↓↓↓
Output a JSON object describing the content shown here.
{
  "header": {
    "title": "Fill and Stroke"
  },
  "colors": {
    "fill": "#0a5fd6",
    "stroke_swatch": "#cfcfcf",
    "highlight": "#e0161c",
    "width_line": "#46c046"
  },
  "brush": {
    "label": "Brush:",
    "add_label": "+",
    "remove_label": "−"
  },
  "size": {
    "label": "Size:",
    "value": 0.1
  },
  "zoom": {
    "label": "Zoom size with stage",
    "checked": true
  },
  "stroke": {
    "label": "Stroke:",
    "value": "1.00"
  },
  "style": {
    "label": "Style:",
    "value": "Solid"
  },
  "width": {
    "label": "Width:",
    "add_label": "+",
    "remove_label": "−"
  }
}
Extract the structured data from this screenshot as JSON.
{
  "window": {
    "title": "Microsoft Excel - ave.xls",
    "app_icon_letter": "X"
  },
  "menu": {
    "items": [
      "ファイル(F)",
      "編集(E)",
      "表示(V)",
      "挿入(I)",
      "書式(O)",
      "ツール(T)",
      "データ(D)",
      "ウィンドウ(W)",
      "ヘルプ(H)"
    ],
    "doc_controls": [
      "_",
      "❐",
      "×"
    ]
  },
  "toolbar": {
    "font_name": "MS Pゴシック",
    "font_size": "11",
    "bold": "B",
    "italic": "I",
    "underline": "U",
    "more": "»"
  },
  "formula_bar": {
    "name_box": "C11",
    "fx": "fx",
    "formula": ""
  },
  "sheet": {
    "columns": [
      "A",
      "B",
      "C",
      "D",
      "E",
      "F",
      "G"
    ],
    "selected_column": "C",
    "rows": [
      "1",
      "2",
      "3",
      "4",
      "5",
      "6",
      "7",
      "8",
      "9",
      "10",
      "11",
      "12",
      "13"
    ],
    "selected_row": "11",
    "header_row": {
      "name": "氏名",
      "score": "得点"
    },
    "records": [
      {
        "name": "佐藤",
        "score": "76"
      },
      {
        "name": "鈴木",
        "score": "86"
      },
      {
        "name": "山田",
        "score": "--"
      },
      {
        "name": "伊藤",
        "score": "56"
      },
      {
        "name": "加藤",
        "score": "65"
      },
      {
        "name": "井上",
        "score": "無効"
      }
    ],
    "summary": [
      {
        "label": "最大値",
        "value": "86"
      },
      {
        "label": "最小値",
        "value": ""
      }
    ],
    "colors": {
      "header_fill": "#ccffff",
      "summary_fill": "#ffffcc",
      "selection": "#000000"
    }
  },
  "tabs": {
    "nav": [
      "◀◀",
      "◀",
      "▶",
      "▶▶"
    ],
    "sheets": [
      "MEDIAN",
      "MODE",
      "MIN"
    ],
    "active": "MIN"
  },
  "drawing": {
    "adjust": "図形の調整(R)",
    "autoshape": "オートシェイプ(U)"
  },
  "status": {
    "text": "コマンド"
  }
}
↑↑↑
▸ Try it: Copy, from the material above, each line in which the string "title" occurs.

▸ Response below:
    "title": "Fill and Stroke"
    "title": "Microsoft Excel - ave.xls",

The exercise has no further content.